(iii) System development: as the System expands, the sophistication of the IT support services will need to increase in order to achieve higher levels of productivity through efficiency gains and to accommodate the expectations of the various Hague System stakeholders, in particular the possibility of safely interacting with the international register online and in a real-time, self-service mode. Great attention will be paid to delivering improved online services that offer identical service and performance to all stakeholders, irrespective of geographic location. Also, further development of the legal framework will be required in order to ensure that it remains in step with new Contracting Parties’ legal systems and users’ needs. Finally, focusing the System around the 1999 Act appears essential in view of simplification, starting with continued efforts to terminate the antiquated London (1934) Act.
Program 31 collaborates primarily with other Programs as illustrated below:
RISKS AND MITIGATION STRATEGIES
Decline in the level of customer satisfaction due to difficulties in coping with growth in filings and information requests and to the growing complexity of the system as a result of the implementation of features supporting novelty examination in certain designated Offices.
Enhancing efficiency and effectiveness in all aspects of system administration, promotion of best practices and convergence amongst the Offices concerned; development of IT solutions to assist users and examiners of Offices and the International Bureau.
10 consents to termination of the 1934 Act received (3 still missing). 4 Contracting Parties bound only by the 1960 Act (which are not members of an intergovernmental organization party to the 1999 Act).
All (13) consents to termination received.

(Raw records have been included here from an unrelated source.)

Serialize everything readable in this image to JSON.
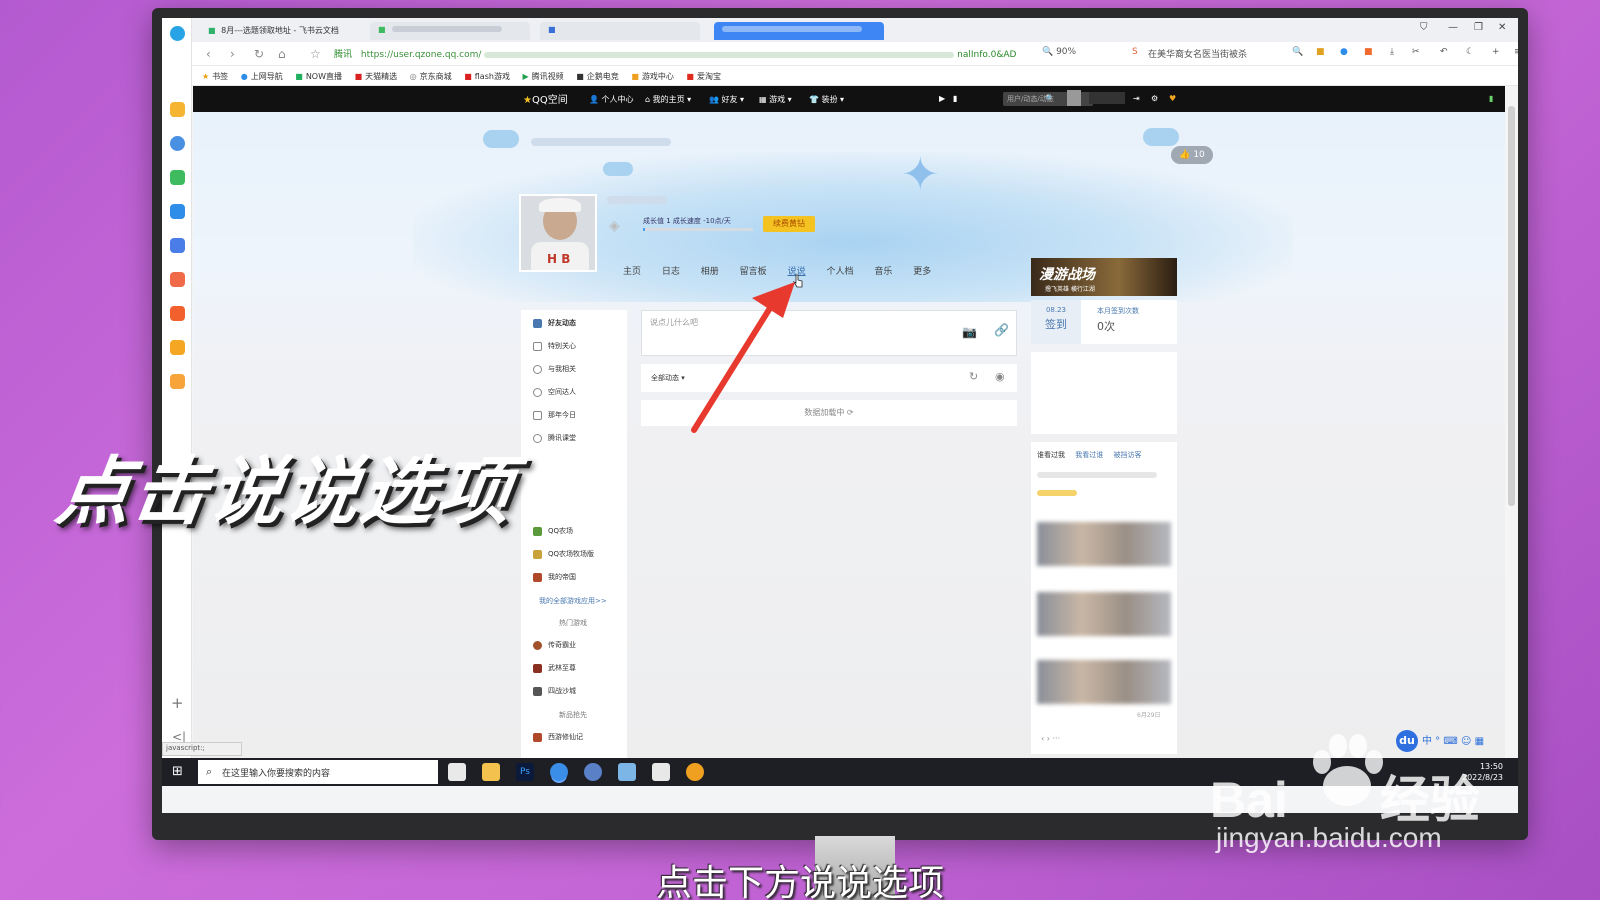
{
  "browser": {
    "tabs": [
      {
        "label": "8月---选题领取地址 - 飞书云文档",
        "active": false
      },
      {
        "label": "",
        "active": false
      },
      {
        "label": "",
        "active": true
      }
    ],
    "url_site": "腾讯",
    "url": "https://user.qzone.qq.com/",
    "url_tail": "nalInfo.0&AD",
    "zoom": "90%",
    "search_hint": "在美华裔女名医当街被杀",
    "bookmarks": [
      "书签",
      "上网导航",
      "NOW直播",
      "天猫精选",
      "京东商城",
      "flash游戏",
      "腾讯视频",
      "企鹅电竞",
      "游戏中心",
      "爱淘宝"
    ],
    "status_link": "javascript:;"
  },
  "qzone_bar": {
    "logo": "QQ空间",
    "items": [
      "个人中心",
      "我的主页",
      "好友",
      "游戏",
      "装扮"
    ],
    "search_placeholder": "用户/动态/动态"
  },
  "profile": {
    "likes": "10",
    "growth_text": "成长值 1  成长速度 -10点/天",
    "growth_percent": 0,
    "vip_button": "续费黄钻",
    "nav": [
      "主页",
      "日志",
      "相册",
      "留言板",
      "说说",
      "个人档",
      "音乐",
      "更多"
    ]
  },
  "left_list": {
    "items": [
      "好友动态",
      "特别关心",
      "与我相关",
      "空间达人",
      "那年今日",
      "腾讯课堂"
    ],
    "apps": [
      "QQ农场",
      "QQ农场牧场版",
      "我的帝国"
    ],
    "all_apps_link": "我的全部游戏应用>>",
    "hot_games_title": "热门游戏",
    "hot_games": [
      "传奇霸业",
      "武林至尊",
      "四战沙城"
    ],
    "new_title": "新品抢先",
    "new_games": [
      "西游修仙记"
    ]
  },
  "feed": {
    "post_placeholder": "说点儿什么吧",
    "filter": "全部动态",
    "loading": "数据加载中"
  },
  "right_panel": {
    "banner_title": "漫游战场",
    "banner_sub": "撸飞英雄 横行江湖",
    "signin_date": "08.23",
    "signin_label": "签到",
    "month_label": "本月签到次数",
    "month_count": "0次",
    "visitor_tabs": [
      "谁看过我",
      "我看过谁",
      "被挡访客"
    ],
    "visitor_date": "6月29日"
  },
  "taskbar": {
    "search_placeholder": "在这里输入你要搜索的内容",
    "time": "13:50",
    "date": "2022/8/23",
    "ime": "中"
  },
  "overlay": {
    "caption": "点击说说选项",
    "subtitle": "点击下方说说选项",
    "watermark_brand": "Bai",
    "watermark_brand_end": "经验",
    "watermark_url": "jingyan.baidu.com"
  },
  "colors": {
    "background": "#c466d6",
    "qzone_bar": "#111111",
    "arrow": "#e8392f",
    "vip": "#f5c321"
  }
}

All CPs to be bound by the 1999 Act (or members of an intergovernmental organization party to the 1999 Act).
Processes and procedures adapted to geographical and legal evolution of the system
Processes and procedures adapted
processes and procedures adapted
Progress towards the enhancement of the legal framework
Amendments to the Common Regulations ( into force on 1.1.2015) and the Administrative Instructions (into force on 1.7.2014) to adapt the Hague System to its geographical expansion to new and prospective CPs with examination systems.
Updating the Hague legal framework to keep pace with the evolvement in the design field worldwide.
Following amendments to the legal framework of the Hague System, more flexibility concerning optional contents of an international application may be indicated and recorded in the International Register.
Inability to record granular design information
Flexibility of data recorded in the International Register
and possible specification of further optional contents to be recorded in the International Register.
Ability to record granular design information
3 deployed versions of DIRIS and 3 deployed versions of Hague e-Filing
DIRIS not deployed, e-Filing HPM in production, current database design does not reflect the newly required granularity, e-Filing does not enable the electronic reply to irregularity letters
3 deployed new versions of DIRIS, 3 deployed updated versions of Hague e-Filing, electronic irregularity response enabled and a revised logical database design
RESOURCES FOR PROGRAM 31
The total resources for the Hague System show a slight decrease in 2016/17 compared to the 2014/15 Budget after Transfers. The decrease in personnel resources is due to the change in the costing methodology for personnel resources in 2016/17 based on actuals. Non-personnel resources for the Program have been re-adjusted based on expenditure patterns in 2014/15.